He also must have had an enormous capacity for forgiveness, since he nearly loses his mobility after the pirates subject him to the “Malay boot,” in which his foot is encased in a viselike instrument that is gradually tightened until he reveals the location of the gold shipment. Fortunately, an officer (Lewis Stone in a grand performance), shunned as a coward, redeems himself by locating some grenades and saving the ship—but not himself. Will Gable exit with Rosalind, whom he met in London (don’t ask if Gable is supposed to be a Brit) when she was married?
It was the opposite with Bette Davis. D (1941) and June Bride (1948) found as little favor with the public as Rosalind’s attempts at serious drama in Sister Kenny (1946) and especially Mourning Becomes Electra (1947). Ironically, both Rosalind and Davis starred in films about the stage that proved commercially and critically successful: Rosalind in The Velvet Touch (1948) and Davis in All about Eve (1950); the former, a thriller in which Rosalind murders her producer and ex-lover; the latter, Joseph L.

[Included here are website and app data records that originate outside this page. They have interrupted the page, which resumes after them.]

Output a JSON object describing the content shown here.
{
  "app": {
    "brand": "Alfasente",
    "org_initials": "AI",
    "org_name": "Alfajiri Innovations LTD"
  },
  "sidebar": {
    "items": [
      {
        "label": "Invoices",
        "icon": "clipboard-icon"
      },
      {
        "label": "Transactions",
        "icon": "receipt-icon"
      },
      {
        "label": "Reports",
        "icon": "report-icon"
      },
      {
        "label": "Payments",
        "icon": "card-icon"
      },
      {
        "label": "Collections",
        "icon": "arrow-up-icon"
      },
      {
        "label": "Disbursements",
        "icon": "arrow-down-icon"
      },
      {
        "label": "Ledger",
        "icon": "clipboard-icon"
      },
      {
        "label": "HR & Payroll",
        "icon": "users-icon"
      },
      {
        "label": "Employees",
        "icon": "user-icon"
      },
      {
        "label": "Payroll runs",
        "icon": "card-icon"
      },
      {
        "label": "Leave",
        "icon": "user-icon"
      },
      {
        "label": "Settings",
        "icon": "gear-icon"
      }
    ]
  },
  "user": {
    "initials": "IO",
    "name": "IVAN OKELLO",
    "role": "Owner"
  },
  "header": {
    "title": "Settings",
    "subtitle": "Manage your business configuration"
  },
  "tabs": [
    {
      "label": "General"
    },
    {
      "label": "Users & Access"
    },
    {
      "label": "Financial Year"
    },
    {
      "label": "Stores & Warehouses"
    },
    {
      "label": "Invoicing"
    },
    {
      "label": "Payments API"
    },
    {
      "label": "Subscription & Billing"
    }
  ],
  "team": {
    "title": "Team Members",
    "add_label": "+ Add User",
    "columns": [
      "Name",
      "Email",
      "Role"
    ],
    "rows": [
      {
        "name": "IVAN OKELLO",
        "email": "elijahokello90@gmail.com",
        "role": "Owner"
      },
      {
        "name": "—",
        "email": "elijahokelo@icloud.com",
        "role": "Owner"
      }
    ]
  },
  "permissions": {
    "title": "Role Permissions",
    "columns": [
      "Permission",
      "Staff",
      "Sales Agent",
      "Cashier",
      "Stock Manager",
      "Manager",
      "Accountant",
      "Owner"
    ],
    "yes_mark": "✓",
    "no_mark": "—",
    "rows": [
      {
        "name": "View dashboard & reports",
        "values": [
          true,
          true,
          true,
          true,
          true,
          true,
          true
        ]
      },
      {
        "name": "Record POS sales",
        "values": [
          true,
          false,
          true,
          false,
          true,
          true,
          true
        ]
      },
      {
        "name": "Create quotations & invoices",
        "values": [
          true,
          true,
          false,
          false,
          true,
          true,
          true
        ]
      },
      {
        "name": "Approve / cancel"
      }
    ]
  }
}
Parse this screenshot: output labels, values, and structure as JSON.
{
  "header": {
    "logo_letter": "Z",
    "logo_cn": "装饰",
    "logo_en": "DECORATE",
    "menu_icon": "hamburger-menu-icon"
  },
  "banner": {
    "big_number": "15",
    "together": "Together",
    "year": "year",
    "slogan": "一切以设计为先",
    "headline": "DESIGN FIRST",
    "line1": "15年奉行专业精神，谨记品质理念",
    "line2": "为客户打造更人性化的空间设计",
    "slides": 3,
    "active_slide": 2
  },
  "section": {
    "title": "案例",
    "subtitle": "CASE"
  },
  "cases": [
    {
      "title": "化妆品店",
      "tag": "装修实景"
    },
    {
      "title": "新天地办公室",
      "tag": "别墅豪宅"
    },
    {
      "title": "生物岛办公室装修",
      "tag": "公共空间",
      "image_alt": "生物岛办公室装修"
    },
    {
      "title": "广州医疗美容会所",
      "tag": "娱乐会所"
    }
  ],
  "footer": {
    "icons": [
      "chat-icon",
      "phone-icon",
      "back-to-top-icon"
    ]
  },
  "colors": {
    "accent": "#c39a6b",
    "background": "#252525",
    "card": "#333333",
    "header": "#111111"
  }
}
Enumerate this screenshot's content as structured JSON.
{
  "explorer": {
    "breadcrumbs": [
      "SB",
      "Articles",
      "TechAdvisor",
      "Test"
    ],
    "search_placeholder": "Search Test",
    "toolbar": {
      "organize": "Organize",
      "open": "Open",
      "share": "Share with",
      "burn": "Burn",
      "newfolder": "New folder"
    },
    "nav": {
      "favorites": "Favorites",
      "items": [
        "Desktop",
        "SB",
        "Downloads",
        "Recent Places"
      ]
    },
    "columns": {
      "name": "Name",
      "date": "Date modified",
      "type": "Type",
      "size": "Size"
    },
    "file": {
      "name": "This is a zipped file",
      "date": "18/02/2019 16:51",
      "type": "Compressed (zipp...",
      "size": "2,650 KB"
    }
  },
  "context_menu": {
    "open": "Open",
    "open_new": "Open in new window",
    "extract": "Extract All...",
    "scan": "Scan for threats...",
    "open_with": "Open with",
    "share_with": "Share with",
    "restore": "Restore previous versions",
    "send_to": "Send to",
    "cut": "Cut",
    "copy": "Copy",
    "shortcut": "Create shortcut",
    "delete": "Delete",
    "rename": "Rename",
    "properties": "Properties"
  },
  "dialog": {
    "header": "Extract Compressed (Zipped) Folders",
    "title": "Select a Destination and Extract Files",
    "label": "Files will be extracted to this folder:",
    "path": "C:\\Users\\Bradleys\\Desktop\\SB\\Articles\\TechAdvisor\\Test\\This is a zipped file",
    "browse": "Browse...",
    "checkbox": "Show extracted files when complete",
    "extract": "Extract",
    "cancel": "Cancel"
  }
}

Margaret Booth’s artful editing created the illusion that Harlow was doing her own dancing, making the long shots with her double look so authentic that it is almost impossible to tell the difference. All Harlow did was sashay around, tilting her jaw to the side and rolling her eyes dreamily. Even when she sang, particularly the haunting title song by Jerome Kern and Oscar Hammerstein, she lip-synched so perfectly that she seemed to be doing her own singing. No actress stood a chance playing opposite Harlow unless the screenplay allowed her to compete with, or at least complement, this study in luminosity.